Team president Frank Coonelly and general manager Neal Huntington each affirmed, in unambiguous terms, that they want Russell and his staff back. Within the past week, each simply answered, “No,” when asked if there had been any change in how they feel. Neither elaborated because neither sees Russell or the staff as an issue and, moreover, they like what they have seen of the team’s motivation and instruction over the full season.
This probably makes sense. I’m no Russell fan, but there’s no question that he’s finishing the season with a radically different team than the one he started with. To the extent there was clubhouse dissent this summer it was understandable, albeit misguided dissent in the fallout of necessary, albeit depressing trades. That stuff happens.

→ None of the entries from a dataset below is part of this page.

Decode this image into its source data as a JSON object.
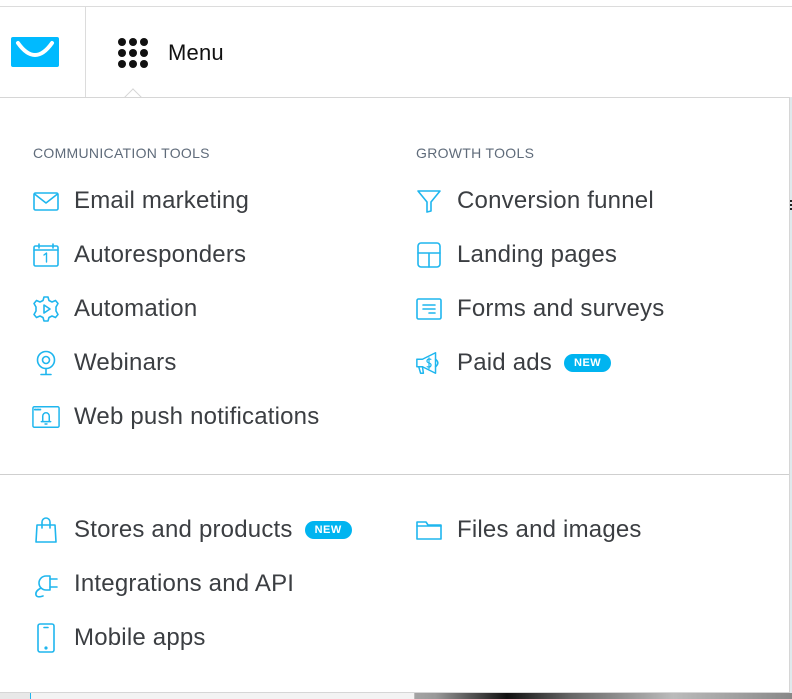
{
  "header": {
    "logo_alt": "GetResponse logo",
    "menu_label": "Menu",
    "menu_icon": "grid-dots-icon"
  },
  "colors": {
    "accent": "#00baff",
    "icon": "#1fb6ee",
    "badge": "#00b4f0",
    "text": "#3b3e42",
    "section_title": "#5f6b7a"
  },
  "sections": {
    "communication": {
      "title": "COMMUNICATION TOOLS",
      "items": [
        {
          "label": "Email marketing",
          "icon": "envelope-icon"
        },
        {
          "label": "Autoresponders",
          "icon": "calendar-icon"
        },
        {
          "label": "Automation",
          "icon": "gear-play-icon"
        },
        {
          "label": "Webinars",
          "icon": "webcam-icon"
        },
        {
          "label": "Web push notifications",
          "icon": "browser-bell-icon"
        }
      ]
    },
    "growth": {
      "title": "GROWTH TOOLS",
      "items": [
        {
          "label": "Conversion funnel",
          "icon": "funnel-icon"
        },
        {
          "label": "Landing pages",
          "icon": "layout-icon"
        },
        {
          "label": "Forms and surveys",
          "icon": "form-icon"
        },
        {
          "label": "Paid ads",
          "icon": "megaphone-dollar-icon",
          "badge": "NEW"
        }
      ]
    },
    "other_left": {
      "items": [
        {
          "label": "Stores and products",
          "icon": "shopping-bag-icon",
          "badge": "NEW"
        },
        {
          "label": "Integrations and API",
          "icon": "plug-icon"
        },
        {
          "label": "Mobile apps",
          "icon": "smartphone-icon"
        }
      ]
    },
    "other_right": {
      "items": [
        {
          "label": "Files and images",
          "icon": "folder-icon"
        }
      ]
    }
  }
}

The Pirates have been losing all year and are in a death spiral at the moment, but there’s not a poisonous atmosphere surrounding this team like there was around the Cecil Cooper Astros, and there’s not the stink of massively squandered potential like that wafting off of the Eric Wedge Indians.

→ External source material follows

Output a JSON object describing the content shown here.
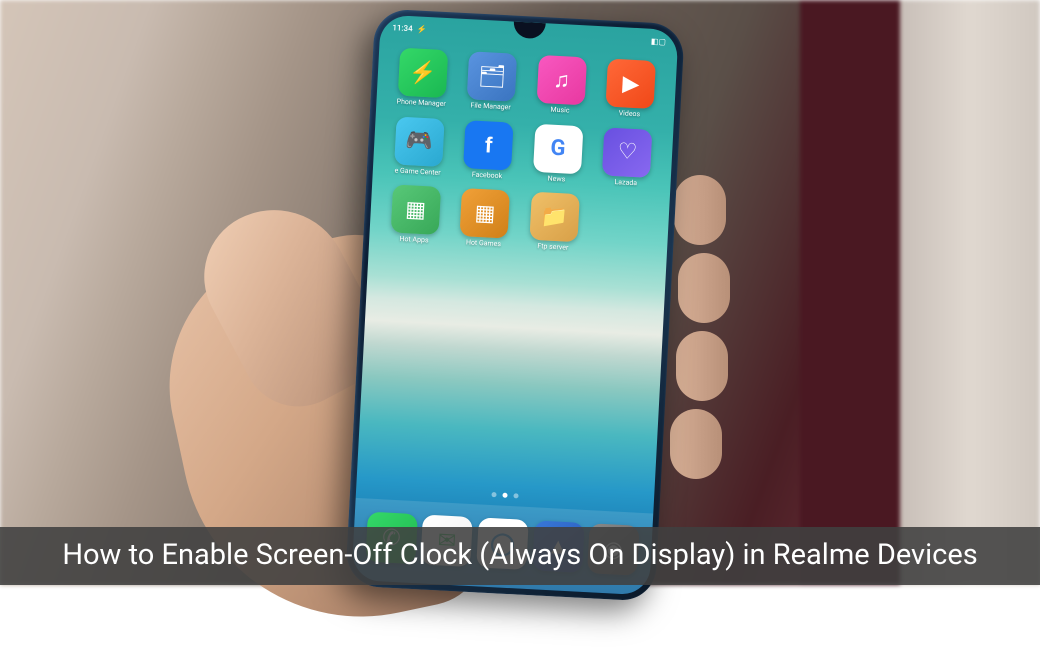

Firing Russell would be temporarily cathartic, but ultimately pointless. The Pirates aren’t going to win with a better manager. They’re going to win with better players. And at present, there’s no reason to believe that John Russell isn’t the guy to lead them if those better players ever happen along.
The Brewers reportedly signed third baseman Mike Moustakas to a one-year, $10 million contract on Sunday. While the deal is not yet official, MLB.com’s Adam McCalvy reports that the Brewers plan to give Moustakas a look at second base during spring training. If all goes well, he will be the primary second baseman and Travis Shaw will stay at third base.
The initial thought was that Moustakas would simply take over at third base for the more versatile Shaw. Moustakas has spent 8,035 of his career defensive innings at third base, 35 innings at first base, and none at second. In fact, he has never played second base as a pro player. Shaw, meanwhile, has spent 268 of his 4,073 1/3 defensive innings in the majors at second base and played there as recently as October.
This is certainly an interesting wrinkle to signing Moustakas, who is a decent third baseman. He was victimized by another slow free agent market, not signing until March last year on a $6.5 million deal with a $15 million mutual option for this season. That option was declined, obviously, and he ended up signing for $5 million cheaper here in February as the Brewers waited him out. Notably, Moustakas did not have qualifying offer compensation attached to him this time around.
Last season, between the Royals and Brewers, the 30-year-old Moustakas hit .251/.315/.459 with 28 home runs and 95 RBI in 635 plate appearances.